The waiter in cutaway and ascot cautions you that your tea still has two minutes to brew, as he sets the English teapot on your marble-topped table. London seems closer than Alexandria, which is true in terms of mental geography. It is tea time in the Old Vic Tea Room and Emporium, the first floor of a nineteenth-century Victorian house set with potted palms and doilies, fresh flowers on the tables and Daumiers on the walls. Full tea - at $3 - is a proper ritual of carefully brewed leaves (choose from two types) served with milk and a plate of lemon slices. The waiter serves delicate little sandwiches of minced ham and watercress and such. When you have had your fill of savories, the sweets tray is brought. It might include eclairs and gingerbread, shortbread, tarts and a sherrydrenched trifle. Or you could - for $1.75 - order only tea and a sweet such as just-baked, barely sweet scones with strawberry jam. You could settle for just a pot of tea ($1) or, early in the afternoon, eat a hearty plate of sausage rolls and cheese or crusty bread and a hunk of cheese, even an English rarebit, which costs $3.50 with tea and a sweet.

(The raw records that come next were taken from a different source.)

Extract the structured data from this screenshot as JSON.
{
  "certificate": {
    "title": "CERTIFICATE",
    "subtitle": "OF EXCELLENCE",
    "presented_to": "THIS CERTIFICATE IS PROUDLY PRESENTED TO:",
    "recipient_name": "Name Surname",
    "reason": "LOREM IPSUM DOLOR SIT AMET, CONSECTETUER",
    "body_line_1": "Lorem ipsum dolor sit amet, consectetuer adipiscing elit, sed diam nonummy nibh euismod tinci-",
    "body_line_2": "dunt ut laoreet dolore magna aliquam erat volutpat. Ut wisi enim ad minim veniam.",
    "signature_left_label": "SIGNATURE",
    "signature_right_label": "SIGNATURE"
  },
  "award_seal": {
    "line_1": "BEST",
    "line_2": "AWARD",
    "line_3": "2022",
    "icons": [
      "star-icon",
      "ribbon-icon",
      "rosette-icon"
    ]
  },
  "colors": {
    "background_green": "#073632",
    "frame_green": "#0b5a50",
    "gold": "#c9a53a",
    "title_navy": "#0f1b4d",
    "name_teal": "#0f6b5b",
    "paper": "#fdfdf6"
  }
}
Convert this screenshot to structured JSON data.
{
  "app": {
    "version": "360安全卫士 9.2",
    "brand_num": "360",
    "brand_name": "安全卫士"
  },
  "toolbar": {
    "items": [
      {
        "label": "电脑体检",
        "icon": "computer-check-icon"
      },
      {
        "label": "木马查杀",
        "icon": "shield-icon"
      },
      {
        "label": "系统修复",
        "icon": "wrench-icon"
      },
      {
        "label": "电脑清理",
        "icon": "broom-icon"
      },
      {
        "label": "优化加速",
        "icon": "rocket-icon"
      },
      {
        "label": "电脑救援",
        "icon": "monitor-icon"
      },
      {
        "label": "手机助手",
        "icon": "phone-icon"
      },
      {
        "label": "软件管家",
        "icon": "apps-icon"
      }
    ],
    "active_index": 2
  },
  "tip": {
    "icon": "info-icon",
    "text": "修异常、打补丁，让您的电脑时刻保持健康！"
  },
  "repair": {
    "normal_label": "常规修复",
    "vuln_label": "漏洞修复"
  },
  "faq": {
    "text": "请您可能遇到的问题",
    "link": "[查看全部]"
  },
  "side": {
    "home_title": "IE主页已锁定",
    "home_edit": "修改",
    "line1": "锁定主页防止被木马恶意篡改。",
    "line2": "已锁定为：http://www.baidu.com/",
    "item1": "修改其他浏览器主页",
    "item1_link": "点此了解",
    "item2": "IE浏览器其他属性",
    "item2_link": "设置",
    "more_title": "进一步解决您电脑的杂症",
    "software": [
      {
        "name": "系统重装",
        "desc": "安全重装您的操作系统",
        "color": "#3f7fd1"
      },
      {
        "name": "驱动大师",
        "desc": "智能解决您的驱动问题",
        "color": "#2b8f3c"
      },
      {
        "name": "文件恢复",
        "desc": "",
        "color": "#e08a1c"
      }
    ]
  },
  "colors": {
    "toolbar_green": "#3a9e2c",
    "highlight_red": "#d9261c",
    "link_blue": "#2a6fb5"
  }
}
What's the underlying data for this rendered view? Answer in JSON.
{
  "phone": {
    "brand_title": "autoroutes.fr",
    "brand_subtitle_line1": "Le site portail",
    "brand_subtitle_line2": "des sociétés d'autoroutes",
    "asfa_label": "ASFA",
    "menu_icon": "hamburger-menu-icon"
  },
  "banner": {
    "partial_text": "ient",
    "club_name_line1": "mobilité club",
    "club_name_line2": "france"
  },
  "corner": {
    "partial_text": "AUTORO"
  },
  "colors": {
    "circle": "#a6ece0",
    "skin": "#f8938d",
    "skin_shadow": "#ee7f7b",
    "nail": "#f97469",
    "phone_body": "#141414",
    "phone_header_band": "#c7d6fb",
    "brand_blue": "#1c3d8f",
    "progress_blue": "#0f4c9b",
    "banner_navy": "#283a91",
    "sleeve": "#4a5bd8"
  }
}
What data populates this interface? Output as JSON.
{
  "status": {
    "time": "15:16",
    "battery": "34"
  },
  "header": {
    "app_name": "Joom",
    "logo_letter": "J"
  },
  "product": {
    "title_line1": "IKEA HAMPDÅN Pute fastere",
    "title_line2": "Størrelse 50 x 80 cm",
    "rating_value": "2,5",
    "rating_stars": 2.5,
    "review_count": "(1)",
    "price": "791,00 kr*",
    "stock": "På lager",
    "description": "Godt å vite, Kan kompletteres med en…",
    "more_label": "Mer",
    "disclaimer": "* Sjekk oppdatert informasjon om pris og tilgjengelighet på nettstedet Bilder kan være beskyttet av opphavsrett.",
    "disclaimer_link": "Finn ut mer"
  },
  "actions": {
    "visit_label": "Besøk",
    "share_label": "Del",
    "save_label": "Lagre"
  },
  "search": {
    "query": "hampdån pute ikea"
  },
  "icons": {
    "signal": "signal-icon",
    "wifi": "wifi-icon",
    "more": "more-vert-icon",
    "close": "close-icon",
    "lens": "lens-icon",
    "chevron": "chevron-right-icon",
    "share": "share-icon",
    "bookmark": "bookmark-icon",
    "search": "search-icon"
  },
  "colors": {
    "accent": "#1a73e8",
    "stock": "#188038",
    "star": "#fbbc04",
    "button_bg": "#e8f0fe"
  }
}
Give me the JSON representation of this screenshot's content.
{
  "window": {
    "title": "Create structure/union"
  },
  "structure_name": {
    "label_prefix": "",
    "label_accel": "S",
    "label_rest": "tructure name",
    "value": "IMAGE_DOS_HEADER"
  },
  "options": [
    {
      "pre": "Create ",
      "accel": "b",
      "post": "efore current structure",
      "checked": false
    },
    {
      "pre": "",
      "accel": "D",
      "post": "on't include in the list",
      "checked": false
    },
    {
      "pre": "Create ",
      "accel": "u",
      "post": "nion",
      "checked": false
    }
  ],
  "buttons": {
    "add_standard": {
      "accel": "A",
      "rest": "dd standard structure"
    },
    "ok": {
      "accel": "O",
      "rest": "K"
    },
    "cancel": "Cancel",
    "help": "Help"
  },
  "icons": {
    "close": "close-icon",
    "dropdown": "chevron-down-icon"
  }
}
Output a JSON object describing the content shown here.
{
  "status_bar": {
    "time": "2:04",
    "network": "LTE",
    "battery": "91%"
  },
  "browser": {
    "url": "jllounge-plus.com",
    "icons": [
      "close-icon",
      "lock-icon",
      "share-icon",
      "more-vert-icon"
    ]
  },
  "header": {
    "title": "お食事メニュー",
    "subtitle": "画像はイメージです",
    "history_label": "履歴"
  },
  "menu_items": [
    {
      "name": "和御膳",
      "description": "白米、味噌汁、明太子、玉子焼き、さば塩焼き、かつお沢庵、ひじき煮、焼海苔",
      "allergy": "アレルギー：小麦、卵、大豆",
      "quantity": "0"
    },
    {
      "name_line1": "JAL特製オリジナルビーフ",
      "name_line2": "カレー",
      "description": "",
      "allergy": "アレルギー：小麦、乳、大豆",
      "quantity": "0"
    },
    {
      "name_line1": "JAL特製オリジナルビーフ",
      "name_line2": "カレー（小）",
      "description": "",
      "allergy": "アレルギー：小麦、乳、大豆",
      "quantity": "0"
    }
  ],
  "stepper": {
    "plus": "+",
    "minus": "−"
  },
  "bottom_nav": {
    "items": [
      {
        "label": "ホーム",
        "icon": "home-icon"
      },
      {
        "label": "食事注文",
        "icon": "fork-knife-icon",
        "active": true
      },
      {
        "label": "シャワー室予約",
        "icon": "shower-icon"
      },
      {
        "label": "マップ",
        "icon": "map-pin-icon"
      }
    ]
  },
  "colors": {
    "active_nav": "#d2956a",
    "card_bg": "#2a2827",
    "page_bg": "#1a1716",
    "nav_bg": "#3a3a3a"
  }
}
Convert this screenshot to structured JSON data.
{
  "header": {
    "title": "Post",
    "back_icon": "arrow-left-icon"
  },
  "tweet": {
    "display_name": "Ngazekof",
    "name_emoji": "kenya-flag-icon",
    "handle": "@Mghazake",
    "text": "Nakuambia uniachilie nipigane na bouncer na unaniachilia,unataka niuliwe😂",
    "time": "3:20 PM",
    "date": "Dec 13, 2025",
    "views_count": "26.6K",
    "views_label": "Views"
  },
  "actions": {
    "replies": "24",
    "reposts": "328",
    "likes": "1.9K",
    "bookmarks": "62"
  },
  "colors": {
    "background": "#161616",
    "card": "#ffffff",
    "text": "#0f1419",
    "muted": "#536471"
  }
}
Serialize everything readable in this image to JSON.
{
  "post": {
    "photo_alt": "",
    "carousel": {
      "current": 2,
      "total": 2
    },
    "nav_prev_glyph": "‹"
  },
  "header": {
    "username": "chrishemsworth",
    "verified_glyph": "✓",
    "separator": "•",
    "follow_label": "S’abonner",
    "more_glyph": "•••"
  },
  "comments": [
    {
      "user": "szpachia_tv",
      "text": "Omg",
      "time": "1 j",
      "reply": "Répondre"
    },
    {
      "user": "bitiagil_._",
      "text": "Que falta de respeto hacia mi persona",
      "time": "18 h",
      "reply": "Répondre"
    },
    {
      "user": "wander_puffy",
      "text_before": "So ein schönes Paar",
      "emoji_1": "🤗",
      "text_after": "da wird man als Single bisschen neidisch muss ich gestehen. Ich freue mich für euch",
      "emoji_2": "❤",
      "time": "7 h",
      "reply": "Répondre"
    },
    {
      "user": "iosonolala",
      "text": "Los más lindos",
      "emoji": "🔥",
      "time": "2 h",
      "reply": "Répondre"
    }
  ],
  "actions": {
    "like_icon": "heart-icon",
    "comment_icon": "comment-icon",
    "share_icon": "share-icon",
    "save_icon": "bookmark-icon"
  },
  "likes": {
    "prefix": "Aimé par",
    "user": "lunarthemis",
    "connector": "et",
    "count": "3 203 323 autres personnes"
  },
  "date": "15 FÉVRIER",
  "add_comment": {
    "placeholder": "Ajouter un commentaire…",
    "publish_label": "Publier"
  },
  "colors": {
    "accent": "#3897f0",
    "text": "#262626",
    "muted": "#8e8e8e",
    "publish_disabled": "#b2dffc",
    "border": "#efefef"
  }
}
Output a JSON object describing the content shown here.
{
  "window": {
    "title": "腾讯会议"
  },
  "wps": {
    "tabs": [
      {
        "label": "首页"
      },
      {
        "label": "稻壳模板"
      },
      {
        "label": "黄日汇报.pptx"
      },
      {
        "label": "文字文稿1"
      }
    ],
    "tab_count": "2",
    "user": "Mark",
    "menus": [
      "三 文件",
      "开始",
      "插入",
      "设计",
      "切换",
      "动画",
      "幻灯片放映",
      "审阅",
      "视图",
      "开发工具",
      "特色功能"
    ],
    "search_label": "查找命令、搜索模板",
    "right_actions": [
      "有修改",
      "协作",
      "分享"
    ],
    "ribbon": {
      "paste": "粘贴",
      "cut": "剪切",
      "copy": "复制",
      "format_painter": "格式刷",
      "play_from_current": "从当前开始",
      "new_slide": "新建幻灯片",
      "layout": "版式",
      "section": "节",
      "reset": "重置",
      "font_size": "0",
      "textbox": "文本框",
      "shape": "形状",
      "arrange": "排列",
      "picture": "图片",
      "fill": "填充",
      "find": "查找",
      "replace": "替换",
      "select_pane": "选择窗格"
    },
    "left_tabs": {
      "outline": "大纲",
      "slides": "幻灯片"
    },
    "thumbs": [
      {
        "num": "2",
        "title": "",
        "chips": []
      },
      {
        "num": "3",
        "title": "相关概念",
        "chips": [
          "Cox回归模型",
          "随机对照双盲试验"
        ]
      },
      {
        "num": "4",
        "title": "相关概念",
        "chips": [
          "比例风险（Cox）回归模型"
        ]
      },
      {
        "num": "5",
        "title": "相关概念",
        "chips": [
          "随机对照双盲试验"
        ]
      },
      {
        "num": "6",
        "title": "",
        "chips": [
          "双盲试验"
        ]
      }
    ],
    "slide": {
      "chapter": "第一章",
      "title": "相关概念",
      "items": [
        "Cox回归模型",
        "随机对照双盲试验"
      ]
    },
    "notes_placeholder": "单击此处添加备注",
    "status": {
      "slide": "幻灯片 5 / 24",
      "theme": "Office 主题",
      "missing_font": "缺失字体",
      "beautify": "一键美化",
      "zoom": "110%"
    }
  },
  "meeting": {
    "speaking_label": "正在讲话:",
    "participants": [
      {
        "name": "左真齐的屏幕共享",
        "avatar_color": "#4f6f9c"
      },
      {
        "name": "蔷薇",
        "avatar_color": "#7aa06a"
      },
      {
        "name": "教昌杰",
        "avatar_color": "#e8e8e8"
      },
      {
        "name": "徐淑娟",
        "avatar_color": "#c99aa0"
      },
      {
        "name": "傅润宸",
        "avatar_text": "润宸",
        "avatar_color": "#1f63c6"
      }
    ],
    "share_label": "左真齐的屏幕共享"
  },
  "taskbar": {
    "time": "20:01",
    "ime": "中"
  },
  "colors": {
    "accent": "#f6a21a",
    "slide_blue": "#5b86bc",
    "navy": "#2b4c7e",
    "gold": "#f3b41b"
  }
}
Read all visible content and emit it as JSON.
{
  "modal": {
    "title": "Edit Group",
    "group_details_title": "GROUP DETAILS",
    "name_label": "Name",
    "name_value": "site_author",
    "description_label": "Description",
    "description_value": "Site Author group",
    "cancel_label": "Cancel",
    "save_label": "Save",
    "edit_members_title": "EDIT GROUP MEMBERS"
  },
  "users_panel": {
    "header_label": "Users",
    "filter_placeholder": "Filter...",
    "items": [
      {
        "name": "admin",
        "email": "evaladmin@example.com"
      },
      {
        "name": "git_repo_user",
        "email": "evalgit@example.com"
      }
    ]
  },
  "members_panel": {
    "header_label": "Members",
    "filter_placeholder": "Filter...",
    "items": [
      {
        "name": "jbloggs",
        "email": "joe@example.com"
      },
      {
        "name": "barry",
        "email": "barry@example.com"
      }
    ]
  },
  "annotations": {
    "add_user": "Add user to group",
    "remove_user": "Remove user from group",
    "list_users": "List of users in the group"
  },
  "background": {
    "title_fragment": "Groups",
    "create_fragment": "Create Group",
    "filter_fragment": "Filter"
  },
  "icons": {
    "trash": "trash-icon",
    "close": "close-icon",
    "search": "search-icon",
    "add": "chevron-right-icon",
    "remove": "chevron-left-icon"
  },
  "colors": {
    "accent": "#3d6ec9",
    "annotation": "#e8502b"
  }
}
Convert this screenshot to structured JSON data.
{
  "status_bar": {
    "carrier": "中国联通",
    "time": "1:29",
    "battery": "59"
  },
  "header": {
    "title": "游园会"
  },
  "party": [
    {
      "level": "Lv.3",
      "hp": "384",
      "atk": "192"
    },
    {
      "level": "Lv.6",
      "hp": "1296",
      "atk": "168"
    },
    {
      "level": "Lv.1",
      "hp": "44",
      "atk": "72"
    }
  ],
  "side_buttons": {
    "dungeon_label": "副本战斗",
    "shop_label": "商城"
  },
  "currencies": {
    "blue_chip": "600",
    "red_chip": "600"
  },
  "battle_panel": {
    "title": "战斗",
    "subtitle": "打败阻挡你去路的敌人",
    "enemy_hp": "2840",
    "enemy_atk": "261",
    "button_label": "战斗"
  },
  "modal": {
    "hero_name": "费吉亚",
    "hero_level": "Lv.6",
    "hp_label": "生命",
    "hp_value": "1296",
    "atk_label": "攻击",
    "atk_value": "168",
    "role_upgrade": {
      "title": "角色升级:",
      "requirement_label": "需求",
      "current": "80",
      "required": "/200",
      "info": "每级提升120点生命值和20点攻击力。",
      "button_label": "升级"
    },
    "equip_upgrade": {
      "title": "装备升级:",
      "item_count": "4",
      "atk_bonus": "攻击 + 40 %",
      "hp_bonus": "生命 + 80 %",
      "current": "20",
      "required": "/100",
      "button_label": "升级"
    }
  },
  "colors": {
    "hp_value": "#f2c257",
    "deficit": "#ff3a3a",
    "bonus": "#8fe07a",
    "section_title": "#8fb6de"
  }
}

You can buy English tea and shortbread to take home, as well as a pot to brew it in and a handknit cozy to keep it warm. If you're visiting someone in the hospital or a housebound friend, you can buy tea for two to go, $5 for a prettily packaged box of sweets and tea sachets.
But all that is really beside the point. The Old Vic is a place to relax, to gather your thoughts, to linger and to muse on the benefits of civilization. In fact, you will have to tell your waiter if you are in a hurry, because he will expect you to linger. And you'd better reserve ahead, because a civilized tea break is much in demand these days.
The Old Vic Tea Room and Emporium, 114N. Columbus St., Alexandria. Open Tuesday through Saturday, noon to 6 p.m. Reserve by calling 836-7737.